The break-up of Ma Bell in 1984 had a goal of greater efficiency, lower prices and more rapid technology development thanks to competition. It’s been 25 years since Judge Harold Green ended AT&T Inc.’s monopoly of the phone business, and while the industry has indeed seen unprecedented innovation, the state of competition continues to fail the consumer. Because after all, like the mercury-like Terminator in T2: Judgment Day, you can break Ma Bell apart, but it always seems to come back together. And it’s after you.
AT&T in 2009 looks a lot like AT&T in 1984, only bigger (motto: “local, long-distance and now introducing wireless!”). It’s also more global and more capable. In fact, Ma Bell in general is back, albeit in a three-headed form that comprises the powerful Verizon Communications Inc., Qwest Communications International Inc. and AT&T itself. It raises the question: Is there still room for competitors? And what should those competitors look like? A look at history could lead to the answers.
The reconstitution of the Bell pseudo-monopoly has been slow and some would say insidious, aided and abetted by pro-consolidation and pro-RBOC regulatory decisions that have limited the number of local residential service providers in a given market.
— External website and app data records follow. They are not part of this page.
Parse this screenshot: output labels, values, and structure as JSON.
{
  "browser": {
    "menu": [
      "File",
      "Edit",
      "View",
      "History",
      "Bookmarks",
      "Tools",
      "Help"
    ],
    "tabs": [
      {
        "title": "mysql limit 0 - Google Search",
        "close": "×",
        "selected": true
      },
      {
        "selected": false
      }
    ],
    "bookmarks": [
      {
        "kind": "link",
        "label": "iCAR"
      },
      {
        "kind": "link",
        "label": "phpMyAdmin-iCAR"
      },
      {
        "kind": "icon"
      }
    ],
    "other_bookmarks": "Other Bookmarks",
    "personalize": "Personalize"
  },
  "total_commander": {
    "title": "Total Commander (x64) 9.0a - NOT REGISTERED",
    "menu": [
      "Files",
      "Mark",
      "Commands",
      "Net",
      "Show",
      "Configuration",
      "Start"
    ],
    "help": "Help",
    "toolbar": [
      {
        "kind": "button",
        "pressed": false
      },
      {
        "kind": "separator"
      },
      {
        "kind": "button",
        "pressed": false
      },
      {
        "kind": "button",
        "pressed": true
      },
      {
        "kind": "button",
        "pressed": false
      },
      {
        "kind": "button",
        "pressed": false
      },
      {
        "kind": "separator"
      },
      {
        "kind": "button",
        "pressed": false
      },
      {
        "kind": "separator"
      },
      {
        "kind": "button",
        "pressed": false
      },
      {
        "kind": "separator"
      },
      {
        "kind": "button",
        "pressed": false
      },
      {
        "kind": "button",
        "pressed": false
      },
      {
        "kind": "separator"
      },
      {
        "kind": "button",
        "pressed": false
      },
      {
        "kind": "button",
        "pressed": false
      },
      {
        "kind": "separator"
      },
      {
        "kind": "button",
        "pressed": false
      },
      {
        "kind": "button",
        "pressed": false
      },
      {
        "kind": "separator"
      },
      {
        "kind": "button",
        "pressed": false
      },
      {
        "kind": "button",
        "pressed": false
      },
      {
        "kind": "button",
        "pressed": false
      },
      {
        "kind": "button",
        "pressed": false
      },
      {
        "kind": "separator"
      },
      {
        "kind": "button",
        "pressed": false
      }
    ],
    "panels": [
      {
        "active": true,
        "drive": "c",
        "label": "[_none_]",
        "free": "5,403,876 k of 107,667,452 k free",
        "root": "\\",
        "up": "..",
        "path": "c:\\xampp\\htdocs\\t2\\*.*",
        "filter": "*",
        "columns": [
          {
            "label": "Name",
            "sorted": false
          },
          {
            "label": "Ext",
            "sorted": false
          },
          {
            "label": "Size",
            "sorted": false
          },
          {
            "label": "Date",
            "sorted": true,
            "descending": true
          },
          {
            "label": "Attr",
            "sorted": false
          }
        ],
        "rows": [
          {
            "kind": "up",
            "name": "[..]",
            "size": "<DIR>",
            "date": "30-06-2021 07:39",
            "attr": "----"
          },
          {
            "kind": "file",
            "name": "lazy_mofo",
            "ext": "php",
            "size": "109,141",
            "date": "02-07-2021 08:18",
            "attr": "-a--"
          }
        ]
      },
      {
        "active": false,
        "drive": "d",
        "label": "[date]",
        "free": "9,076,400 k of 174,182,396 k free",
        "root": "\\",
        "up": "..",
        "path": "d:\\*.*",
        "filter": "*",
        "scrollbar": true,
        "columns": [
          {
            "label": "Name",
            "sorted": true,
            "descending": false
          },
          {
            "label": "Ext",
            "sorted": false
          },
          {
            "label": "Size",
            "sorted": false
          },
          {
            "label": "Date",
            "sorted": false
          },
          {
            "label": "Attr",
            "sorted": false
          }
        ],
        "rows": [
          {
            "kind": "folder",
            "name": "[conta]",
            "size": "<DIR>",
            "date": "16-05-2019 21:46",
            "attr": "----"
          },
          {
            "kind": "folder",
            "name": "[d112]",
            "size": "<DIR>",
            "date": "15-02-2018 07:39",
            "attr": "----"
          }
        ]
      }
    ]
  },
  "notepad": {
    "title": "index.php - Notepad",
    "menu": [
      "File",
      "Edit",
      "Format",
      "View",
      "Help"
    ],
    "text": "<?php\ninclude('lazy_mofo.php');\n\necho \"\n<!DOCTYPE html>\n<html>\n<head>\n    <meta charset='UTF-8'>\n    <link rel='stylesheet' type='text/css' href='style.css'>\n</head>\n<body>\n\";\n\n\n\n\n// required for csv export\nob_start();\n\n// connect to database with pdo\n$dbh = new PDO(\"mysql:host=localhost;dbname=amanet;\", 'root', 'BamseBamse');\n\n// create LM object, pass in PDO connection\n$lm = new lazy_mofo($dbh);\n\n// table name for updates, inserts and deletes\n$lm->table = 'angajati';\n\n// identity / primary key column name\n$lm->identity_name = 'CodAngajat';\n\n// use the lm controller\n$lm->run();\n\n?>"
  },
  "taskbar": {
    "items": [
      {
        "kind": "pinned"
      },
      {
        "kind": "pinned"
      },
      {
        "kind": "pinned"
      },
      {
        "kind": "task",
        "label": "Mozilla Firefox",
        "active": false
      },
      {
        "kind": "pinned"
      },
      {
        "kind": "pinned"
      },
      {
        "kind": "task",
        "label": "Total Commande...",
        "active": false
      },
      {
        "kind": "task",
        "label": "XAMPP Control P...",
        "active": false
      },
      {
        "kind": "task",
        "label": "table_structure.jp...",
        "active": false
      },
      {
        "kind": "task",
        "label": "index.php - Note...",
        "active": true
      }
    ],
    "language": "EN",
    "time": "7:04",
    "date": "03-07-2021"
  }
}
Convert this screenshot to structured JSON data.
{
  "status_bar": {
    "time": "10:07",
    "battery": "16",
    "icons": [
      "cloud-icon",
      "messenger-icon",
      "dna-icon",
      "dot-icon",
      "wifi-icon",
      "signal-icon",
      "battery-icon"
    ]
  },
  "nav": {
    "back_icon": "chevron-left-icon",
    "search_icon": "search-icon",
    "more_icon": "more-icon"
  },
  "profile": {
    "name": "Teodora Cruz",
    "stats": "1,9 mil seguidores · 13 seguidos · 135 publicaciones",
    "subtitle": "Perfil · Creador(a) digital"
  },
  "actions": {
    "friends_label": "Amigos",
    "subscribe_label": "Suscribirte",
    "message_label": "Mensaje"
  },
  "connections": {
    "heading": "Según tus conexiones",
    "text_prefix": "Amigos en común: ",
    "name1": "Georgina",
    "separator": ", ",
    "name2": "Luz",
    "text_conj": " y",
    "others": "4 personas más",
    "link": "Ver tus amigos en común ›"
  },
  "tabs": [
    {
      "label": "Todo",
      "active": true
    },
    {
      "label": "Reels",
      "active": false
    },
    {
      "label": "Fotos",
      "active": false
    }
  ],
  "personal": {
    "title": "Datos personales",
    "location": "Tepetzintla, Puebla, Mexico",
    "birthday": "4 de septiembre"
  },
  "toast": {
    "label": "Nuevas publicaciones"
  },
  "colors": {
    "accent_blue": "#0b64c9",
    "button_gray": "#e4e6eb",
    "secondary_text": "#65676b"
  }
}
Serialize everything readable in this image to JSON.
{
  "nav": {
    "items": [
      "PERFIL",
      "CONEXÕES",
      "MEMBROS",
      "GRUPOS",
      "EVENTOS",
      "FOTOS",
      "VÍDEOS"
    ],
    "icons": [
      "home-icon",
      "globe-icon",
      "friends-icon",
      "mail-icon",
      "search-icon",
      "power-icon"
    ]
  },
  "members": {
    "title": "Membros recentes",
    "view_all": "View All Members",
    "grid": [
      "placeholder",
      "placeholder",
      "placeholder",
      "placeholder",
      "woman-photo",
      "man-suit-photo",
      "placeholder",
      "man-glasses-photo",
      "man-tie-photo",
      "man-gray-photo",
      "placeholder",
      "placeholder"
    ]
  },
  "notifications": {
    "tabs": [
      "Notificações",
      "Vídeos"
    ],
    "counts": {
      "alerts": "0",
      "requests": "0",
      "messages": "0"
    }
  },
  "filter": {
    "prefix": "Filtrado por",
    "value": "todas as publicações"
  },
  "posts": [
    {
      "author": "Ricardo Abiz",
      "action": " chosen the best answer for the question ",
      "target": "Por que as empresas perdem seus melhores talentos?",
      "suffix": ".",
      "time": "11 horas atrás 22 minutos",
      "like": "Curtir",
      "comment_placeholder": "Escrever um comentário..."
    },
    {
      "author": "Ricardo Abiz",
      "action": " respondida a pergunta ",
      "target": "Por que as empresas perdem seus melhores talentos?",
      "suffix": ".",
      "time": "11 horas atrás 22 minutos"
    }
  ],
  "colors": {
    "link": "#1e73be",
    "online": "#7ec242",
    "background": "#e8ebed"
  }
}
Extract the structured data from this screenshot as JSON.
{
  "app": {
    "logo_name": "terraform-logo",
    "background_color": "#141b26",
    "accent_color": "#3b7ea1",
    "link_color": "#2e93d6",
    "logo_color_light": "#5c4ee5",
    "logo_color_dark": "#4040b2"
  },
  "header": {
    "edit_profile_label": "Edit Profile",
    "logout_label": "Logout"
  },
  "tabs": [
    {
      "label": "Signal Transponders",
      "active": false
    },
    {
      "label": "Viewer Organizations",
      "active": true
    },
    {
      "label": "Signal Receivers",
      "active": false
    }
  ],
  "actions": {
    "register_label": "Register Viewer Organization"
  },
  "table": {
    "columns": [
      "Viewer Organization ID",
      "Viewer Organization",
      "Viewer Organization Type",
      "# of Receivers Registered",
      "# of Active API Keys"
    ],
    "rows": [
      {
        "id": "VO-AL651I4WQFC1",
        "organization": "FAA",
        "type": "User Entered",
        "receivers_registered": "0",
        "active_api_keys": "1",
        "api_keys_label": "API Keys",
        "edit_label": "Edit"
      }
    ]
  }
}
Consider the Telecom Act of 1996, which created the era of non-facilities-based CLECs. The idea was admirable but the model was flawed: Force the LECs to unbundle their local loops in order to lease them at a discounted rate to competitors. The RBOCs had no interest in doing any such thing, and amid heavy lobbying and cries for the need for free market economics in the industry, the death of government-mandated UNE-P pricing came in March 2006.
Facilities-based CLECs were left standing to provide choice in the market, but to this day they’re hobbled by the need for affordable last-mile solutions outside of their coverage footprints. Microwave solutions and fiber-based carrier’s carriers can fill in some of the blanks, but viability remains an expensive business, particularly when faced with the branding and marketing machines of the incumbents. No wonder most CLECs focus on regional business niches.
Meanwhile, cable companies have become the main residential competitors, engaged in a pitched battle with the ILECs for the hearts and minds within the home. Here, too, regulators have failed consumers, by preventing the cablecos themselves from competing with each other in the same markets. One LEC, one cableco: That’s what constitutes choice for most American homes.
What about those that want to cut the home line cord and go wireless? Ma Bell wins again: AT&T and Verizon are the two largest wireless providers in the United States. The FCC attempted to create a new national wireless player with last year’s 700MHz spectrum auction; but the big winners were, you guessed it, the RBOCs.